When comparing life today to 1934, it’s not likely you’ll find many similarities. Back then, a gallon of gas cost 10 cents, the Great Depression was in full swing, television had yet to become mainstream and the U.S. population was about one-third of what it is now.
Yet, for all of these differences, there have been some dependable things we could rely on over time, like credit unions. Eighty-three years ago, the Michigan Credit Union League (MCUL) was established, and since then, we have held fast our mission to help credit unions serve, grow and remain strong. Today, there are more than 107 million credit union members in the United States — nearly equivalent to the entire population back in 1934 — and more than half of our state’s residents belong to a credit union.
Because credit unions are not-for-profit institutions, regulations that affect our business also impact our members.
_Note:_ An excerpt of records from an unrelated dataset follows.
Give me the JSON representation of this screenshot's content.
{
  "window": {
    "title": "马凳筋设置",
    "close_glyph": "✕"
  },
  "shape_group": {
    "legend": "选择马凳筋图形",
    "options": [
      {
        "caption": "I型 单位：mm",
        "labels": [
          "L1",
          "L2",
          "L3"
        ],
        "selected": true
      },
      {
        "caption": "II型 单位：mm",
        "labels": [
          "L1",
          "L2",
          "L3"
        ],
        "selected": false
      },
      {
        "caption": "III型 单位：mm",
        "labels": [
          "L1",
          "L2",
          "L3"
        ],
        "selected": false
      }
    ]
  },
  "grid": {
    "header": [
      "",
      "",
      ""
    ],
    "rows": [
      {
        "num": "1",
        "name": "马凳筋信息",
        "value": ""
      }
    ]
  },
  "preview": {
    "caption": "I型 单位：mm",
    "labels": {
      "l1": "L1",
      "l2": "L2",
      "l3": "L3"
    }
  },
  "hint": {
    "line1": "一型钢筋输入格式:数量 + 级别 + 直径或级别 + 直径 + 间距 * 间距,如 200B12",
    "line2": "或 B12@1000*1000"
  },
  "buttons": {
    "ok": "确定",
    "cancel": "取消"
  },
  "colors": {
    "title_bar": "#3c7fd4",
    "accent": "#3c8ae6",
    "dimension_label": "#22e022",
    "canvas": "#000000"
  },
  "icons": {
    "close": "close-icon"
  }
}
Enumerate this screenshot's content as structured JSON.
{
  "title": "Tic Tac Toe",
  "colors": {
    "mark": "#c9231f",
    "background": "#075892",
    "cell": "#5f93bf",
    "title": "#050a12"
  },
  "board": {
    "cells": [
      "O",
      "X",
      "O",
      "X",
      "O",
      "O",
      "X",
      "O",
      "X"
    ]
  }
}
Part of our responsibility at MCUL is to advocate on behalf of our members and speak out when policies are not working.
Take the Durbin Amendment, for example. Since it went into effect in 2011, this policy — snuck into the Dodd-Frank Act at the 11th hour — failed to live up to expectations and ended up harming credit unions, their members and consumers across the country.
Under the Durbin Amendment, Congress enacted price controls on the fees merchants pay to accept debit transactions (also known as interchange fees) and put in place a set of arduous, pricey routing requirements for these transactions. To ease the burden on credit unions and community banks, the amendment included a carve-out for smaller institutions, exempting them from the price control provision. However, due to the interconnected nature of the electronic payments network, this exemption failed to protect our interchange revenue from decreasing.
Credit unions have lost more than $1 billion dollars since the Durbin Amendment went into effect — and this is just from interchange revenue alone. We’ve also seen our compliance costs increase by at least 39 percent due to regulations in Dodd-Frank, including the Durbin Amendment’s routing provision.
This loss of income has real-world impact for smaller community-based financial providers. While some institutions were forced to reduce the number of free checking accounts, there also have been cuts to debit card rewards and higher fees for services.
Despite the impacts on credit union members and banking customers around the country, consumers were supposed to see lower prices at the register, as big-box stores promised to pass along their $6-$8 billion annual windfall from the Durbin Amendment on to customers. However, that hasn’t happened. Multiple studies and surveys, including those from the Richmond Federal Reserve and Phoenix Marketing International, have found most consumers are not seeing lower prices. In fact, 99 percent of retailers have raised prices or kept them the same.
Succeeding is especially tough when it comes to doing business, providing the best possible services for members at reasonable prices, in an over-regulated environment. And just as credit unions were as good an idea in 1934 as they are in 2017, here’s another reality that has not changed over time: Price controls do not work. We have seen this plenty of times before in history, with the outcome never changing. There are always unintended consequences, and consumers end up taking on the biggest losses.
While big-box stores have kept an estimated $42 billion for themselves as a bonus reward for their special interest lobbying, credit unions, their members and other community financial institutions are taking the hit. Given all of the failures of this policy, Congress must act now to repeal the Durbin Amendment in 2017.
Dave Adams is president and CEO of the Michigan Credit Union League.